The input:
--------------------------------

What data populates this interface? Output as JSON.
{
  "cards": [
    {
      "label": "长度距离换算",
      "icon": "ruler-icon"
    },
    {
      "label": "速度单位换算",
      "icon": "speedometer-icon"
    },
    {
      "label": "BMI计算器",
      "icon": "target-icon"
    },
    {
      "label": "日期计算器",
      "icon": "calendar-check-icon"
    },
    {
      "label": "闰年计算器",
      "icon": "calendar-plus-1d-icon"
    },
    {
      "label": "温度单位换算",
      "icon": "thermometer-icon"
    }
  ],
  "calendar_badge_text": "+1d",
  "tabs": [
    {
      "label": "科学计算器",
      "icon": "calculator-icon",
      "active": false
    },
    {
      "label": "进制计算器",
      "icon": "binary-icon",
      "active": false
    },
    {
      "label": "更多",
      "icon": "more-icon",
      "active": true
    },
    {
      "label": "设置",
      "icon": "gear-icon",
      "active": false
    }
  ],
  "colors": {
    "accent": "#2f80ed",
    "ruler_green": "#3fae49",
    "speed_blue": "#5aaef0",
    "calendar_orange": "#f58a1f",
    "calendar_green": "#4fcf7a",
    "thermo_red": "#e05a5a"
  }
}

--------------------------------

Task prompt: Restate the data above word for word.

Output for this task:
What data populates this interface? Output as JSON.
{
  "cards": [
    {
      "label": "长度距离换算",
      "icon": "ruler-icon"
    },
    {
      "label": "速度单位换算",
      "icon": "speedometer-icon"
    },
    {
      "label": "BMI计算器",
      "icon": "target-icon"
    },
    {
      "label": "日期计算器",
      "icon": "calendar-check-icon"
    },
    {
      "label": "闰年计算器",
      "icon": "calendar-plus-1d-icon"
    },
    {
      "label": "温度单位换算",
      "icon": "thermometer-icon"
    }
  ],
  "calendar_badge_text": "+1d",
  "tabs": [
    {
      "label": "科学计算器",
      "icon": "calculator-icon",
      "active": false
    },
    {
      "label": "进制计算器",
      "icon": "binary-icon",
      "active": false
    },
    {
      "label": "更多",
      "icon": "more-icon",
      "active": true
    },
    {
      "label": "设置",
      "icon": "gear-icon",
      "active": false
    }
  ],
  "colors": {
    "accent": "#2f80ed",
    "ruler_green": "#3fae49",
    "speed_blue": "#5aaef0",
    "calendar_orange": "#f58a1f",
    "calendar_green": "#4fcf7a",
    "thermo_red": "#e05a5a"
  }
}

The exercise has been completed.